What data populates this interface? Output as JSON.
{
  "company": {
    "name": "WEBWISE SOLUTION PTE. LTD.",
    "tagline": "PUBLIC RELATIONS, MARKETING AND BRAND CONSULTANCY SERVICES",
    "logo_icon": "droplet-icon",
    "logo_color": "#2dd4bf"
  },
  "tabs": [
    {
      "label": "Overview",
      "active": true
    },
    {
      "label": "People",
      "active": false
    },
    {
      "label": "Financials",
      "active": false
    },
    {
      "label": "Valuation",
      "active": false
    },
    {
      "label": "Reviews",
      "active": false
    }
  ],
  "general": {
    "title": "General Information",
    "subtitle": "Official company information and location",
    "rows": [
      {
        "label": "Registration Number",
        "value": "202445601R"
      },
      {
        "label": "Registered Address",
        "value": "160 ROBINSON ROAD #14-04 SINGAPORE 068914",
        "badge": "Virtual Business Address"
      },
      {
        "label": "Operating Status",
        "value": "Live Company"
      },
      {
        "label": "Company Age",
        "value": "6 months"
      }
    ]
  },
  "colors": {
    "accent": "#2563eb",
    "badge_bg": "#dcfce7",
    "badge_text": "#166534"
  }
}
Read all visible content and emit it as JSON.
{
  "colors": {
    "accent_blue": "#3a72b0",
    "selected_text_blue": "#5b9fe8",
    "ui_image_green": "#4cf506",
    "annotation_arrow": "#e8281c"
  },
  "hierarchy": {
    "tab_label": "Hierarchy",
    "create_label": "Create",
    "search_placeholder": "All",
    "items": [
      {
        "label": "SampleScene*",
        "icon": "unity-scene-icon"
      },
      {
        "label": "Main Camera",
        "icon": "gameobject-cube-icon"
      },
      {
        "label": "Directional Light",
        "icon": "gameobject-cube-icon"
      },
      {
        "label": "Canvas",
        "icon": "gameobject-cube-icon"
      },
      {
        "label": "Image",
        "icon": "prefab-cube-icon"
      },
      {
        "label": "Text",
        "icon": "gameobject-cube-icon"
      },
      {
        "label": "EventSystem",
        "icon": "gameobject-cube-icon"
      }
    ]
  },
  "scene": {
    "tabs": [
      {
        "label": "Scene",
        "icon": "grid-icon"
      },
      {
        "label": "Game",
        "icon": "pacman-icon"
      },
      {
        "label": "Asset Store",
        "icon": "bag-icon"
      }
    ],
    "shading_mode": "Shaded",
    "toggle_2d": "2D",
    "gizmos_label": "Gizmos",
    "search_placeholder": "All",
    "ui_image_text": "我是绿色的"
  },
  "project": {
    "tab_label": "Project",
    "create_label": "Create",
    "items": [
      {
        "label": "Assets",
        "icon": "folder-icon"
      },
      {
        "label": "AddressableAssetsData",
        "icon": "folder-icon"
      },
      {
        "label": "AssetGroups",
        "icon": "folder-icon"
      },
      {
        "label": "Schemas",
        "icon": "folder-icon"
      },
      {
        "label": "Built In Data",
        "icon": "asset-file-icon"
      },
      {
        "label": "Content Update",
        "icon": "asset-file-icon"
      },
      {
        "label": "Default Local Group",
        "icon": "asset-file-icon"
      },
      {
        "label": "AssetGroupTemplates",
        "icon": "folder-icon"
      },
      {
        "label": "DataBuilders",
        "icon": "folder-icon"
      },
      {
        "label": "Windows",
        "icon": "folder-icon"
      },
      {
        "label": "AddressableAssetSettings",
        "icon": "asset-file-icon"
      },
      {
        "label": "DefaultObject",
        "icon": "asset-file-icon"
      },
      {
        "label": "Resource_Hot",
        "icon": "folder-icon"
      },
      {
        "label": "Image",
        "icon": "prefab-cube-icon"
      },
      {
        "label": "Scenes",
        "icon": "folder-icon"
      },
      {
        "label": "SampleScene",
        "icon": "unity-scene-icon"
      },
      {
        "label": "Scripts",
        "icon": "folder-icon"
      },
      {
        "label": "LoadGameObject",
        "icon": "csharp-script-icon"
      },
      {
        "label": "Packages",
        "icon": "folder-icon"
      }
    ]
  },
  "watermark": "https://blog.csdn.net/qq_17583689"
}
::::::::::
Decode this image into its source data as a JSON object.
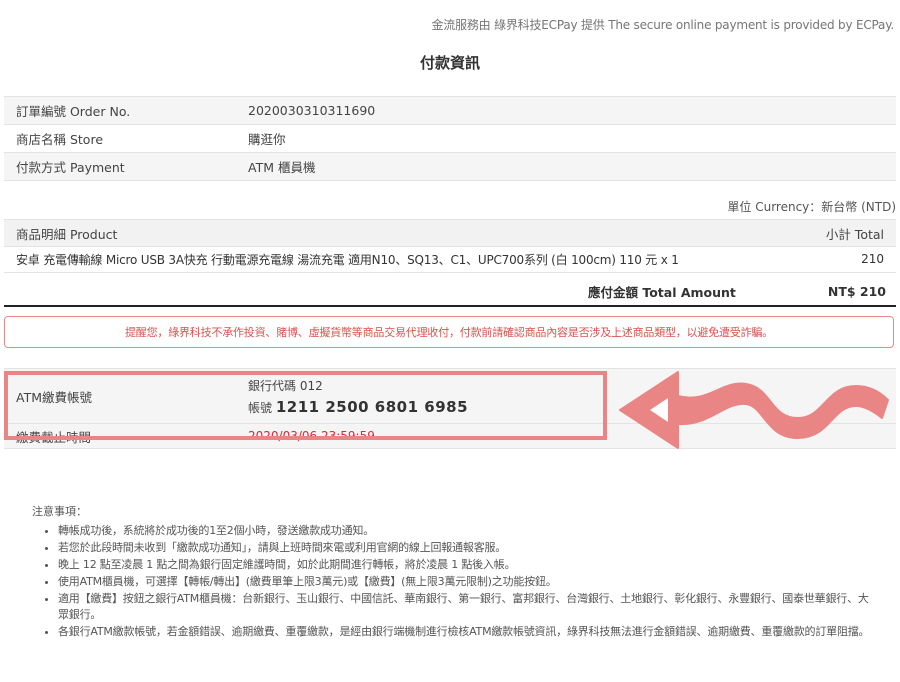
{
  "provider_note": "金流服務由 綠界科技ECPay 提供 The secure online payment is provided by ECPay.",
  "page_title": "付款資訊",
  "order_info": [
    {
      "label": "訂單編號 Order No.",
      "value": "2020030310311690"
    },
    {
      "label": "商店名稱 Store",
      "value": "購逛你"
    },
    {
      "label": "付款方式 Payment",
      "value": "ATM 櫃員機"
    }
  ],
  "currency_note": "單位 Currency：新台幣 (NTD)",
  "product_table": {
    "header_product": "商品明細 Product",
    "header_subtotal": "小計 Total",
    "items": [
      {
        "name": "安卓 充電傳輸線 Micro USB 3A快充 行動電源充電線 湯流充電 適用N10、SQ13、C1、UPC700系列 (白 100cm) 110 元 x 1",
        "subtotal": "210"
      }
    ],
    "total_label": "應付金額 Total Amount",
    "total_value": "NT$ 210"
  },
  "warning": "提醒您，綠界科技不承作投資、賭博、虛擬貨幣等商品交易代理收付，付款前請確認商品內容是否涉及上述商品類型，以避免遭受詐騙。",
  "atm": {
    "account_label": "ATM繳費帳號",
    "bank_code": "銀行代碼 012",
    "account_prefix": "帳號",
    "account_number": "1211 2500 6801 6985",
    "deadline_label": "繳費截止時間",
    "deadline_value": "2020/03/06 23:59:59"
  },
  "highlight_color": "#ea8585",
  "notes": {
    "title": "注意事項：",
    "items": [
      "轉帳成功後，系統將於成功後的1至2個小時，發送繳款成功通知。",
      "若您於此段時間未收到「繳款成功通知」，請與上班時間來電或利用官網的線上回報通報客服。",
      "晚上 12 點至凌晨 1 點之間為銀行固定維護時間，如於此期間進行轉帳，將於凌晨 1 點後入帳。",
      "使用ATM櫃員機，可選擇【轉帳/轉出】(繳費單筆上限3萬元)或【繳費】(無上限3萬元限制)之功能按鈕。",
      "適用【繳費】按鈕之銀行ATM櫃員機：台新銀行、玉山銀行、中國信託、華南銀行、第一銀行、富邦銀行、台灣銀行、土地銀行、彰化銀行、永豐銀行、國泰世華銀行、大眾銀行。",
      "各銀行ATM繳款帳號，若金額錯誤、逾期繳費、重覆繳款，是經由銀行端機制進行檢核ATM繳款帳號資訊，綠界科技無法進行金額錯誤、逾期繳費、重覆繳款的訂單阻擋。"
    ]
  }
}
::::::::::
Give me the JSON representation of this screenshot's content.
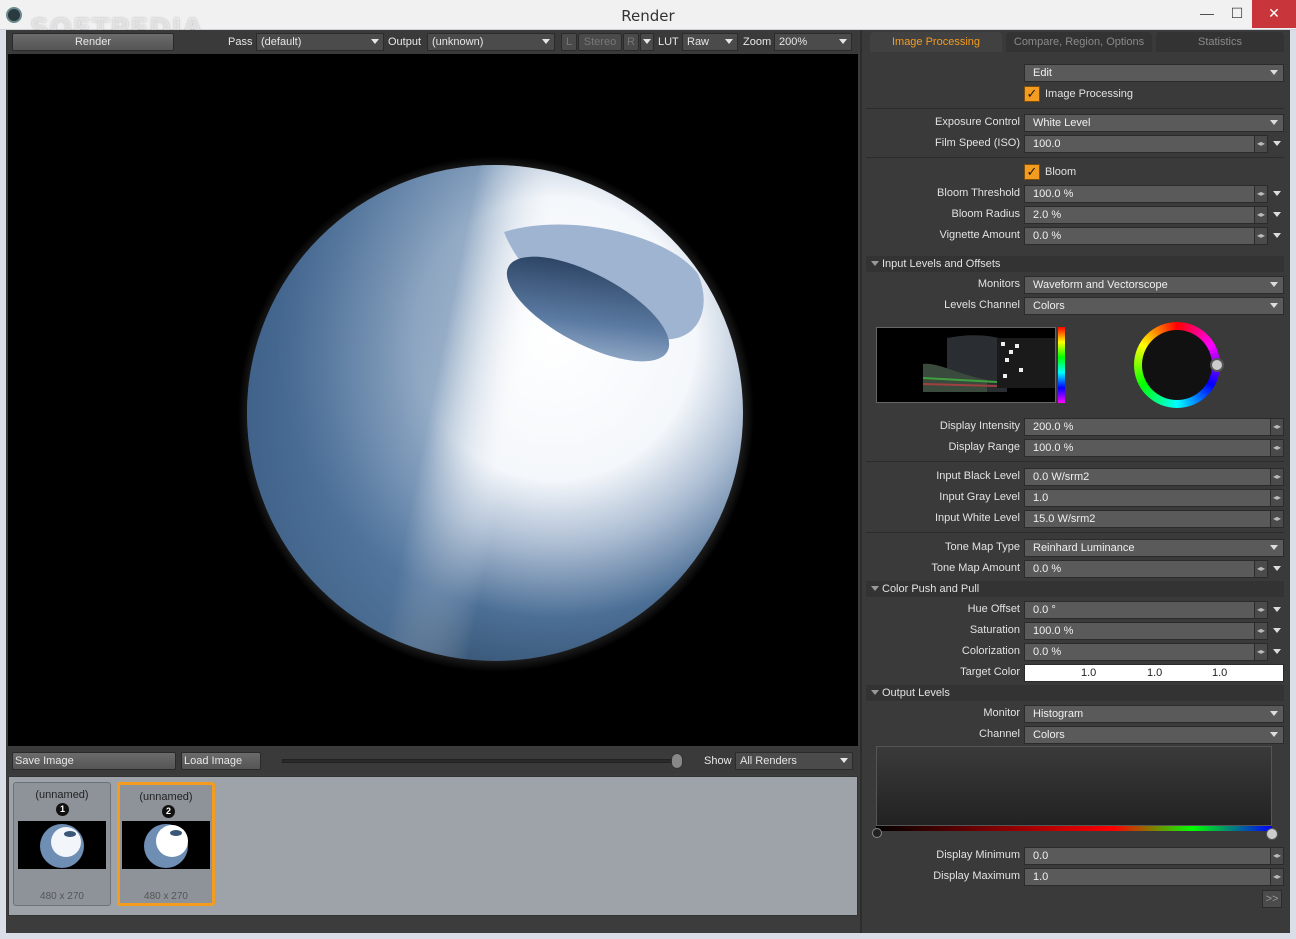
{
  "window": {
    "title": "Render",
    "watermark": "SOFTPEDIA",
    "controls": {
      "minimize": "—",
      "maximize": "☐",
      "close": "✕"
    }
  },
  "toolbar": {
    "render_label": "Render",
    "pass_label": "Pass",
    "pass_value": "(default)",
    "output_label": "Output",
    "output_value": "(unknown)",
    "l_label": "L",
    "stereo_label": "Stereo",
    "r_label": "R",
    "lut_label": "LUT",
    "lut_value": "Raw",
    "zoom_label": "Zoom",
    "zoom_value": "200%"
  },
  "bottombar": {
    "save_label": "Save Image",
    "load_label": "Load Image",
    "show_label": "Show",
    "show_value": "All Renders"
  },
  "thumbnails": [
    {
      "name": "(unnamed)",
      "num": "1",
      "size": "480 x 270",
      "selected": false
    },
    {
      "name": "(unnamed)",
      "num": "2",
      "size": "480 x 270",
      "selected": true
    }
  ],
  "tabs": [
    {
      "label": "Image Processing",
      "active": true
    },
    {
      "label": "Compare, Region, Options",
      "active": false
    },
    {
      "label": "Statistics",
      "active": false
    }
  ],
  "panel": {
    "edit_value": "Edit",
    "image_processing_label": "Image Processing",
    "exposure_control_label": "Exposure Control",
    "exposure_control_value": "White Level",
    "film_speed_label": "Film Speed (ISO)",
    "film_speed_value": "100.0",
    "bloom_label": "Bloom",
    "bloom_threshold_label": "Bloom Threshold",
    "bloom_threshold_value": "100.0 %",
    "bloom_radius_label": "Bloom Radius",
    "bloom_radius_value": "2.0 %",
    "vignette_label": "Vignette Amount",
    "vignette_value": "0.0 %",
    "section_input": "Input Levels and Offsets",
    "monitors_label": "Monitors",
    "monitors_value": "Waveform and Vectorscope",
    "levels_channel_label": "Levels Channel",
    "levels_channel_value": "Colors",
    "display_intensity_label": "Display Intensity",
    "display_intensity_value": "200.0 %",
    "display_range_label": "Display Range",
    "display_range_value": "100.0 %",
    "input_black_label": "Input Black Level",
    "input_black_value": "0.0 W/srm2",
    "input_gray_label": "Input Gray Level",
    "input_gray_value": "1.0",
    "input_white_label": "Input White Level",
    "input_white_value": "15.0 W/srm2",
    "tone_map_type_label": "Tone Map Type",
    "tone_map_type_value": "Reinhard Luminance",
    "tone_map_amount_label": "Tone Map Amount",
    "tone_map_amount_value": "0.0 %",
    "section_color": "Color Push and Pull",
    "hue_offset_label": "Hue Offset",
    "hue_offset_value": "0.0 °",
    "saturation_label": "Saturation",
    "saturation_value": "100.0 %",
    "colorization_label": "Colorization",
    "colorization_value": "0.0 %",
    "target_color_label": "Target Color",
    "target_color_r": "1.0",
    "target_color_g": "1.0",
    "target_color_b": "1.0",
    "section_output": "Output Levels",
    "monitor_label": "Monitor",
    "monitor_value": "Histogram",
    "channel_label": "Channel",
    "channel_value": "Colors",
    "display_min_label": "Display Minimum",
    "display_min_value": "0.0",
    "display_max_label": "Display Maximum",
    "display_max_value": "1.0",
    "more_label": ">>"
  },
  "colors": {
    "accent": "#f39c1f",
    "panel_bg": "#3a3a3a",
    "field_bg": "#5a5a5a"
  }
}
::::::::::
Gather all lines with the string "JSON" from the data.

What data populates this interface? Output as JSON.
Read all visible content and emit it as JSON.
Decode this image into its source data as a JSON object.
Give me the JSON representation of this screenshot's content.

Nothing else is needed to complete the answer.